  • Childhood obesity – According to the World Health Organization, childhood obesity is one of the most serious public health challenges of the 21st century. Introducing unhealthy foods like french fries to infants can increase their risk of becoming overweight or obese later in life.
  • Type 2 diabetes – Introducing unhealthy foods to infants, including french fries, can increase their risk of developing type 2 diabetes later in life.
  • Cardiovascular diseases – Eating unhealthy foods can increase the risk of developing heart diseases later in life, including high blood pressure and cholesterol levels.

Poor Eating Habits

Introducing unhealthy foods to infants can also create poor eating habits that can affect their health later in life. Babies who are exposed to unhealthy foods at a young age are more likely to develop a preference for these foods, making it harder for them to eat healthy foods as they grow older. As a result, they are more likely to develop health issues associated with eating unhealthy foods.

How to Introduce Healthy Foods to Infants

Introducing healthy foods to infants is crucial for their long-term health. Parents can start by offering a variety of healthy foods, including fruits, vegetables, grains, and protein. These foods should be introduced in small amounts to allow your baby to get used to the different flavors. Parents should also avoid introducing unhealthy foods like french fries, soft drinks, and sweets to their babies to prevent the development of poor eating habits.

Foods to Introduce First Foods to Introduce Later
Breast milk or formula Meats and poultry
Iron-fortified cereals Citrus fruits and juices
Pureed fruits and vegetables Egg whites
Mashed avocado Cow’s milk

Parents are urged to consult their pediatrician before introducing their babies to solid foods to ensure that their baby is developmentally ready and to get guidance on the transition to solid foods.

Can a 6 Month Old Eat French Fries FAQs

1. Can I give my 6 month old french fries?
It is not recommended to introduce french fries at 6 months old, as they contain high levels of salt, fat, and unhealthy additives.

2. What are the risks of feeding a 6 month old french fries?
Feeding french fries to a 6 month old can increase the risk of childhood obesity, high blood pressure, and other health issues.

3. Are there any alternatives to french fries that are safe for a 6 month old?
Yes, fruits and vegetables like sliced avocado, sweet potato, and green beans can be steamed and pureed to make healthy and safe alternatives to french fries.

4. Can a 6 month old choke on french fries?
Yes, there is a high risk of choking on solid foods like french fries for infants under the age of one.

5. What are the consequences of feeding french fries to a 6 month old?
Feeding french fries to a 6 month old can lead to poor eating habits and a preference for unhealthy foods later in life.

6. Can I give my 6 month old a bite of my french fries?
It is not recommended to give your 6 month old a bite of your french fries as they can contain high levels of salt and unhealthy additives.

7. What should I feed my 6 month old instead of french fries?
Healthy alternatives to french fries for a 6 month old include pureed fruits and vegetables, whole grain cereal, and breast milk or formula.

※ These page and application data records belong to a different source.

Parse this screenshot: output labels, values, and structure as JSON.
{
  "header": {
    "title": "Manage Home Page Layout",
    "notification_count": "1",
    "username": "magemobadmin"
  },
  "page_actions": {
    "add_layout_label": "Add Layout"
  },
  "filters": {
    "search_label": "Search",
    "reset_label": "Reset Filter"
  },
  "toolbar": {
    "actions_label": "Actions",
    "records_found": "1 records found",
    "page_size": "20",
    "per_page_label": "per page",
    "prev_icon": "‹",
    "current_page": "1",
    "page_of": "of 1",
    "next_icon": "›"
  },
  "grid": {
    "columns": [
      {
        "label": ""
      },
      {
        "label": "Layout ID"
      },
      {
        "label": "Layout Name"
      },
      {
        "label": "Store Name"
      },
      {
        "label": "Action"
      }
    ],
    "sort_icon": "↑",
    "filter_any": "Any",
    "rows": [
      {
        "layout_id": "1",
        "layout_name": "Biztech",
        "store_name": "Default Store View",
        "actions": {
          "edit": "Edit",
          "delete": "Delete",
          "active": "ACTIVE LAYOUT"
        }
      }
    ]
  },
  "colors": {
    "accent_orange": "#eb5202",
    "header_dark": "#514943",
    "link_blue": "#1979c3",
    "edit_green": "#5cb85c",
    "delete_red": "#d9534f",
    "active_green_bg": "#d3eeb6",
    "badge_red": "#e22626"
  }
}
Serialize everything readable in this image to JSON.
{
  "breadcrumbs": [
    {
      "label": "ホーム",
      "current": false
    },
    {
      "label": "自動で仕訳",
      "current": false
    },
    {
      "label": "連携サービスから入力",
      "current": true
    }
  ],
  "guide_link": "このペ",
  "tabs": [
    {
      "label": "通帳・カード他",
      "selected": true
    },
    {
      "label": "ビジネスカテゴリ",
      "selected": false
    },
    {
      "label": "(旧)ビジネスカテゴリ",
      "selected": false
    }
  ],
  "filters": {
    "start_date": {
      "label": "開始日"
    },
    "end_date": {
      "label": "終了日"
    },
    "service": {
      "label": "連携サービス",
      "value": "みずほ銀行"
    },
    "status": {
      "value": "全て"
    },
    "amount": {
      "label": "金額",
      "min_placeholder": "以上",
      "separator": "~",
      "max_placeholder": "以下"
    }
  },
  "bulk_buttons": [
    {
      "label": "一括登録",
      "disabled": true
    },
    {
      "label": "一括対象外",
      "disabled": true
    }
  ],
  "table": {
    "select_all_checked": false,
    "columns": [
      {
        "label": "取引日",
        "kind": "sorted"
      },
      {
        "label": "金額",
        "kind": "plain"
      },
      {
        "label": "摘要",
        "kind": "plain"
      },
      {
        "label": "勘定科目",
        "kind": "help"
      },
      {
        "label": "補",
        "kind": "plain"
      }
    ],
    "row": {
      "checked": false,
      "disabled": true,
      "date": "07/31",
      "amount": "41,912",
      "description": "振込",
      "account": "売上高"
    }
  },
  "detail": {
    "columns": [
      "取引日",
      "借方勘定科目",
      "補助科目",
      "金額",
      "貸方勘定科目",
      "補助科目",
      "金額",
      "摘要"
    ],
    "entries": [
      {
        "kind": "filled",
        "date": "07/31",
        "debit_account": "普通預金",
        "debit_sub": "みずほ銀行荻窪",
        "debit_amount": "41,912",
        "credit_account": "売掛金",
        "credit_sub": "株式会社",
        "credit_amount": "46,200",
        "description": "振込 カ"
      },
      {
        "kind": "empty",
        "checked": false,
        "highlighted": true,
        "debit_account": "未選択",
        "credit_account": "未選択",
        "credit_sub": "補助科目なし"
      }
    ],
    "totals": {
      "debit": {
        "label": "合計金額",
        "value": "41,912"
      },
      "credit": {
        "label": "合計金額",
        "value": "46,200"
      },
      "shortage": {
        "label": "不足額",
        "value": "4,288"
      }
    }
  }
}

Closing Thoughts

Thank you for taking the time to read about whether a 6 month old can eat french fries. While french fries may be a tempting snack for infants, they are not a healthy or safe option. Instead, consider introducing pureed fruits and vegetables or whole grain cereal to your child’s diet for optimal health and development. Be sure to check back for more informative articles on baby care.